TASK STATEMENT
Lines holding the word "Sloth" are the ones to copy from the data below.

****

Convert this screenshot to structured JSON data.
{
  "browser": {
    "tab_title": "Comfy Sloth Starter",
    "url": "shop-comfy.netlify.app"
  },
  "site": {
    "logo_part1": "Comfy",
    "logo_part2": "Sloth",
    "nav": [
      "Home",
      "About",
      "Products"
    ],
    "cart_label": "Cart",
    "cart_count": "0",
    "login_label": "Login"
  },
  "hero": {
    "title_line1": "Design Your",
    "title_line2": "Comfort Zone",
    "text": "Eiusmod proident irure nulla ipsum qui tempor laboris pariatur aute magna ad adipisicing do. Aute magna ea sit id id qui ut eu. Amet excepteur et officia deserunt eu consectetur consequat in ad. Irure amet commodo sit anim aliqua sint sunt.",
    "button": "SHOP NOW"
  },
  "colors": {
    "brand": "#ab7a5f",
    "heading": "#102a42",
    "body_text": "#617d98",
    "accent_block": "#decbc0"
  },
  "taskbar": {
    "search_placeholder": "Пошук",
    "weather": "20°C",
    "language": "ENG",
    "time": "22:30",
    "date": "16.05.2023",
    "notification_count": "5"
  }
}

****

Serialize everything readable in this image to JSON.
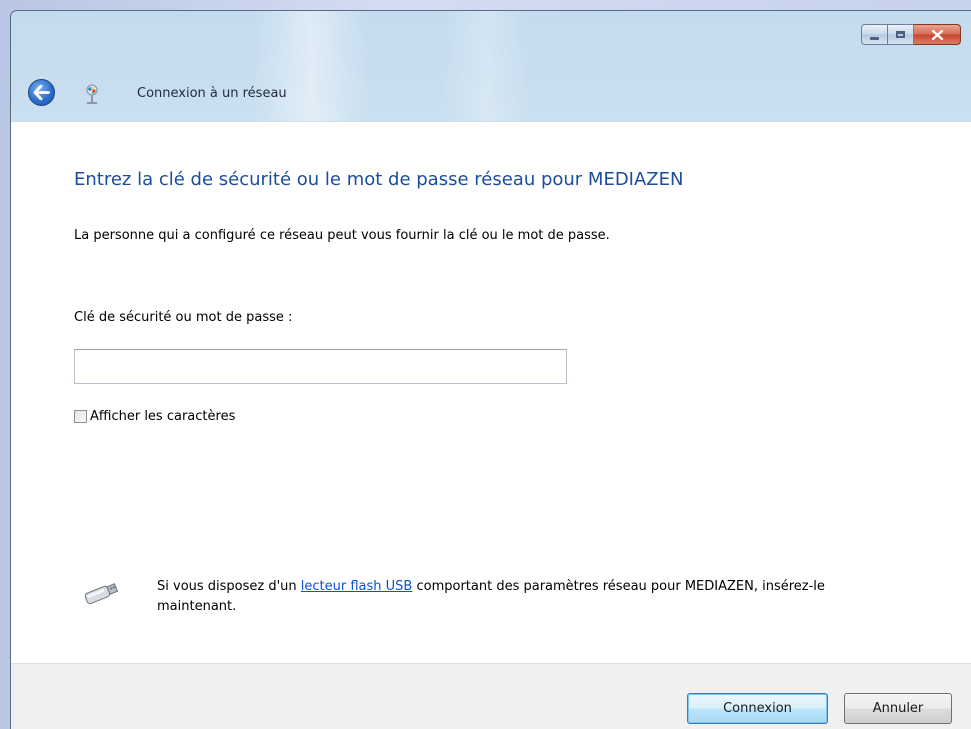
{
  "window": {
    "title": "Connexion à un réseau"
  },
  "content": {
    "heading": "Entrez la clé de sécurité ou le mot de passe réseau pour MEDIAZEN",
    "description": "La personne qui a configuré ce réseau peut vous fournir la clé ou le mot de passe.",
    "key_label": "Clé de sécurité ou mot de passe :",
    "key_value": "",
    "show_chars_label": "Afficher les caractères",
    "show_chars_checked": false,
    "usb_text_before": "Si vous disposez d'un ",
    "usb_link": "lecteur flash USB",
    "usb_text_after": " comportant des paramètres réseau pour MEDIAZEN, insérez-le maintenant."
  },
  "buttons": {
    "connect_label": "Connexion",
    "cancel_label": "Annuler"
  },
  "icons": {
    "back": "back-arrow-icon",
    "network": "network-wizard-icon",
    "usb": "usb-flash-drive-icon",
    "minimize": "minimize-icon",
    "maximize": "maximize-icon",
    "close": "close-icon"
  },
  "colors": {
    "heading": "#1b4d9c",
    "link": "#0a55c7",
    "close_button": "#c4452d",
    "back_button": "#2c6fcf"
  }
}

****

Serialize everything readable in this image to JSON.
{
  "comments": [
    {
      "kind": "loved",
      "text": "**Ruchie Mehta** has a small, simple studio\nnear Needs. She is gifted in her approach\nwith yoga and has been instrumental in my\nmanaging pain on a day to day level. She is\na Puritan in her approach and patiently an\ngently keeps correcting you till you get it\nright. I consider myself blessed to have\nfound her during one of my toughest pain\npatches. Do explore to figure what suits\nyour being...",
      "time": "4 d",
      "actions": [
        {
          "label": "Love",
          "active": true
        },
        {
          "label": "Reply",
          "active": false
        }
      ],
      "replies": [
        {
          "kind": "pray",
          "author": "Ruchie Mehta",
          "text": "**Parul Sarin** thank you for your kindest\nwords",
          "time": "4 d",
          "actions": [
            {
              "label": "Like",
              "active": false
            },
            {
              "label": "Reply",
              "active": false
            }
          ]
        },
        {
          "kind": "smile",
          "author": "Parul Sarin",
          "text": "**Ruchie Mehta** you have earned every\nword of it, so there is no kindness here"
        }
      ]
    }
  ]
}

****

RESULT FOR THIS TASK
    "tab_title": "Comfy Sloth Starter",
    "logo_part2": "Sloth",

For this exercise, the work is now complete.